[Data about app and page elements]
──────────────────────────────
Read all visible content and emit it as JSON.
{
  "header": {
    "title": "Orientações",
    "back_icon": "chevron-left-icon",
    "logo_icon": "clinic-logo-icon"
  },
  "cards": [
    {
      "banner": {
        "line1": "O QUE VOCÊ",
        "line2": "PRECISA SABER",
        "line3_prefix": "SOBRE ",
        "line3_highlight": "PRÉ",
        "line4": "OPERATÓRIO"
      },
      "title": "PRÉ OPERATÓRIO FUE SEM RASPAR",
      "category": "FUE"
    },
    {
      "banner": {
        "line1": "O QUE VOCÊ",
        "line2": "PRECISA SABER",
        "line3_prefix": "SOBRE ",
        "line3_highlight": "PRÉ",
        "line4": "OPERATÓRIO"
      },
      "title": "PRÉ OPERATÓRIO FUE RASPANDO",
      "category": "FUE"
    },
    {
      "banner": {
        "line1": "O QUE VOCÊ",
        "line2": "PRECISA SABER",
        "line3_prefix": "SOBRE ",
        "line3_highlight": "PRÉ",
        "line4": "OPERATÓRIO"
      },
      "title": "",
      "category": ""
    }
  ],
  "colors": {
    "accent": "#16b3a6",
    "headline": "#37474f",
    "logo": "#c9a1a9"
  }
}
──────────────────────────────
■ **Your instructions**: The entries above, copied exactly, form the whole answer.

■ **Completed task**:
Read all visible content and emit it as JSON.
{
  "header": {
    "title": "Orientações",
    "back_icon": "chevron-left-icon",
    "logo_icon": "clinic-logo-icon"
  },
  "cards": [
    {
      "banner": {
        "line1": "O QUE VOCÊ",
        "line2": "PRECISA SABER",
        "line3_prefix": "SOBRE ",
        "line3_highlight": "PRÉ",
        "line4": "OPERATÓRIO"
      },
      "title": "PRÉ OPERATÓRIO FUE SEM RASPAR",
      "category": "FUE"
    },
    {
      "banner": {
        "line1": "O QUE VOCÊ",
        "line2": "PRECISA SABER",
        "line3_prefix": "SOBRE ",
        "line3_highlight": "PRÉ",
        "line4": "OPERATÓRIO"
      },
      "title": "PRÉ OPERATÓRIO FUE RASPANDO",
      "category": "FUE"
    },
    {
      "banner": {
        "line1": "O QUE VOCÊ",
        "line2": "PRECISA SABER",
        "line3_prefix": "SOBRE ",
        "line3_highlight": "PRÉ",
        "line4": "OPERATÓRIO"
      },
      "title": "",
      "category": ""
    }
  ],
  "colors": {
    "accent": "#16b3a6",
    "headline": "#37474f",
    "logo": "#c9a1a9"
  }
}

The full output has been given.